Participants earn points for exercise off the job, including walking, bicycling, chopping wood and running. The event is based on traditional clan competition, though teams can be made up of a mix of Eagles, Ravens and non-Natives.
The opening ceremony is noon to 1 p.m. Thursday at the ANB Hall. For details, call 463-5850.
House eliminates funds for community schools
JUNEAU - State support for community schools programs would go away under a bill passed by the House.
Gov. Frank Murkowski proposed the bill as a cost-saving measure. The state is spending $500,000 a year on grants to local school districts for the after-school and weekend programs.
Advocates for the programs say the money is well-spent because it is used to leverage thousands of hours of largely volunteer instruction for children and adults. But administration officials say the law setting up the state grant program was only intended to help communities get their programs started.

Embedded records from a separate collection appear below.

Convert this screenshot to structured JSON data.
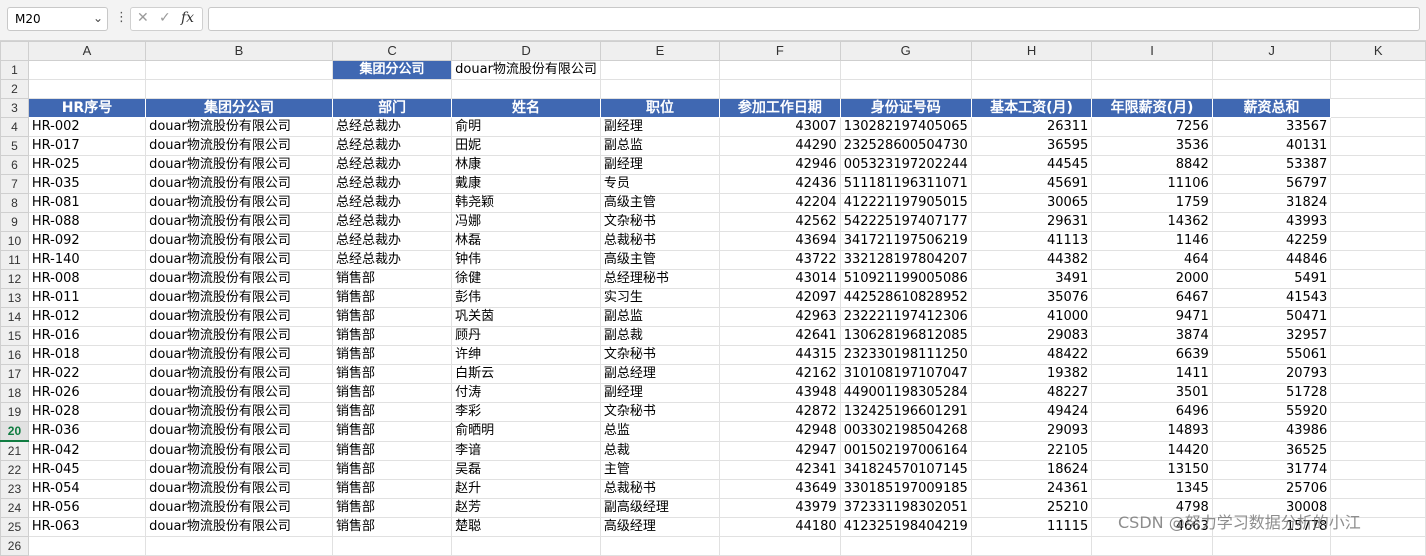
{
  "name_box": {
    "value": "M20"
  },
  "formula_bar": {
    "cancel": "✕",
    "confirm": "✓",
    "fx": "fx",
    "content": ""
  },
  "columns": [
    "A",
    "B",
    "C",
    "D",
    "E",
    "F",
    "G",
    "H",
    "I",
    "J",
    "K"
  ],
  "row1": {
    "label": "集团分公司",
    "value": "douar物流股份有限公司"
  },
  "headers": [
    "HR序号",
    "集团分公司",
    "部门",
    "姓名",
    "职位",
    "参加工作日期",
    "身份证号码",
    "基本工资(月)",
    "年限薪资(月)",
    "薪资总和"
  ],
  "rows": [
    [
      "HR-002",
      "douar物流股份有限公司",
      "总经总裁办",
      "俞明",
      "副经理",
      "43007",
      "130282197405065",
      "26311",
      "7256",
      "33567"
    ],
    [
      "HR-017",
      "douar物流股份有限公司",
      "总经总裁办",
      "田妮",
      "副总监",
      "44290",
      "232528600504730",
      "36595",
      "3536",
      "40131"
    ],
    [
      "HR-025",
      "douar物流股份有限公司",
      "总经总裁办",
      "林康",
      "副经理",
      "42946",
      "005323197202244",
      "44545",
      "8842",
      "53387"
    ],
    [
      "HR-035",
      "douar物流股份有限公司",
      "总经总裁办",
      "戴康",
      "专员",
      "42436",
      "511181196311071",
      "45691",
      "11106",
      "56797"
    ],
    [
      "HR-081",
      "douar物流股份有限公司",
      "总经总裁办",
      "韩尧颖",
      "高级主管",
      "42204",
      "412221197905015",
      "30065",
      "1759",
      "31824"
    ],
    [
      "HR-088",
      "douar物流股份有限公司",
      "总经总裁办",
      "冯娜",
      "文杂秘书",
      "42562",
      "542225197407177",
      "29631",
      "14362",
      "43993"
    ],
    [
      "HR-092",
      "douar物流股份有限公司",
      "总经总裁办",
      "林磊",
      "总裁秘书",
      "43694",
      "341721197506219",
      "41113",
      "1146",
      "42259"
    ],
    [
      "HR-140",
      "douar物流股份有限公司",
      "总经总裁办",
      "钟伟",
      "高级主管",
      "43722",
      "332128197804207",
      "44382",
      "464",
      "44846"
    ],
    [
      "HR-008",
      "douar物流股份有限公司",
      "销售部",
      "徐健",
      "总经理秘书",
      "43014",
      "510921199005086",
      "3491",
      "2000",
      "5491"
    ],
    [
      "HR-011",
      "douar物流股份有限公司",
      "销售部",
      "彭伟",
      "实习生",
      "42097",
      "442528610828952",
      "35076",
      "6467",
      "41543"
    ],
    [
      "HR-012",
      "douar物流股份有限公司",
      "销售部",
      "巩关茵",
      "副总监",
      "42963",
      "232221197412306",
      "41000",
      "9471",
      "50471"
    ],
    [
      "HR-016",
      "douar物流股份有限公司",
      "销售部",
      "顾丹",
      "副总裁",
      "42641",
      "130628196812085",
      "29083",
      "3874",
      "32957"
    ],
    [
      "HR-018",
      "douar物流股份有限公司",
      "销售部",
      "许绅",
      "文杂秘书",
      "44315",
      "232330198111250",
      "48422",
      "6639",
      "55061"
    ],
    [
      "HR-022",
      "douar物流股份有限公司",
      "销售部",
      "白斯云",
      "副总经理",
      "42162",
      "310108197107047",
      "19382",
      "1411",
      "20793"
    ],
    [
      "HR-026",
      "douar物流股份有限公司",
      "销售部",
      "付涛",
      "副经理",
      "43948",
      "449001198305284",
      "48227",
      "3501",
      "51728"
    ],
    [
      "HR-028",
      "douar物流股份有限公司",
      "销售部",
      "李彩",
      "文杂秘书",
      "42872",
      "132425196601291",
      "49424",
      "6496",
      "55920"
    ],
    [
      "HR-036",
      "douar物流股份有限公司",
      "销售部",
      "俞晒明",
      "总监",
      "42948",
      "003302198504268",
      "29093",
      "14893",
      "43986"
    ],
    [
      "HR-042",
      "douar物流股份有限公司",
      "销售部",
      "李谙",
      "总裁",
      "42947",
      "001502197006164",
      "22105",
      "14420",
      "36525"
    ],
    [
      "HR-045",
      "douar物流股份有限公司",
      "销售部",
      "吴磊",
      "主管",
      "42341",
      "341824570107145",
      "18624",
      "13150",
      "31774"
    ],
    [
      "HR-054",
      "douar物流股份有限公司",
      "销售部",
      "赵升",
      "总裁秘书",
      "43649",
      "330185197009185",
      "24361",
      "1345",
      "25706"
    ],
    [
      "HR-056",
      "douar物流股份有限公司",
      "销售部",
      "赵芳",
      "副高级经理",
      "43979",
      "372331198302051",
      "25210",
      "4798",
      "30008"
    ],
    [
      "HR-063",
      "douar物流股份有限公司",
      "销售部",
      "楚聪",
      "高级经理",
      "44180",
      "412325198404219",
      "11115",
      "4663",
      "15778"
    ]
  ],
  "partial_row": {
    "number": "26"
  },
  "selected_row": "20",
  "watermark": "CSDN @努力学习数据分析的小江",
  "colors": {
    "header_fill": "#4068b2",
    "header_text": "#ffffff",
    "selection": "#107c41"
  }
}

They say the state has done that.
The House voted 23-8 Friday for the bill eliminating support for the program.
Voting against it were Democratic Reps. Beth Kerttula of Juneau, Albert Kookesh of Angoon, and Sharon Cissna, Harry Crawford, Les Gara and Mike Hawker of Anchorage. Republican Reps. Pete Kott of Eagle River and Beverly Masek of Willow also voted no. The bill still must be approved by the Senate.
Bill to end adverse possession passes Senate
KENAI - The Alaska Senate has passed a bill that would wipe the 800-year-old common law doctrine of adverse possession from Alaska law.
Senate Bill 93, sponsored by Sen. Tom Wagoner, a Kenai Republican, repeals Alaska's adverse possession law. The doctrine, first established in the Middle Ages, could allow squatters on private property to legally assume ownership of that property under certain well-defined conditions.
Wagoner said it is a doctrine the state should abandon.
"Our law, right now, allows a person who has no claim of ownership to squat on someone else's property and, as a result of their illegal trespass, the squatter could actually secure title to the property they are squatting on," Wagoner said. "That is simply legal thievery - to me, that is offensive and it needs to stop."
Senate Bill 93 now heads to the House.
Murder trial begins
KETCHIKAN - A man accused of beating another man to death during the holidays two years ago begins his trial Tuesday.
Brock G. Charles, 39, is accused of killing Gordon Rasnick late Christmas Eve or early Christmas morning 2001.
Rasnick, 50, died near the front door of his home after suffering a beating underneath a nearby wooden stairway. Police said evidence indicated Rasnick crawled up the stairs before dying.
Police got a break in their investigation in March 2002 that led them to a witness. The witness reportedly told officers he and Charles had been drinking Christmas Eve at Charles' apartment and that Charles had argued with his girlfriend. Charles then allegedly left the apartment in a rage, stating that he wanted to find somebody to fight, according to police.
The witness said the two men were walking when Charles bumped shoulders with an older, smaller man. Charles then assaulted the man and the witness walked away, but could hear the assault continuing, according to police.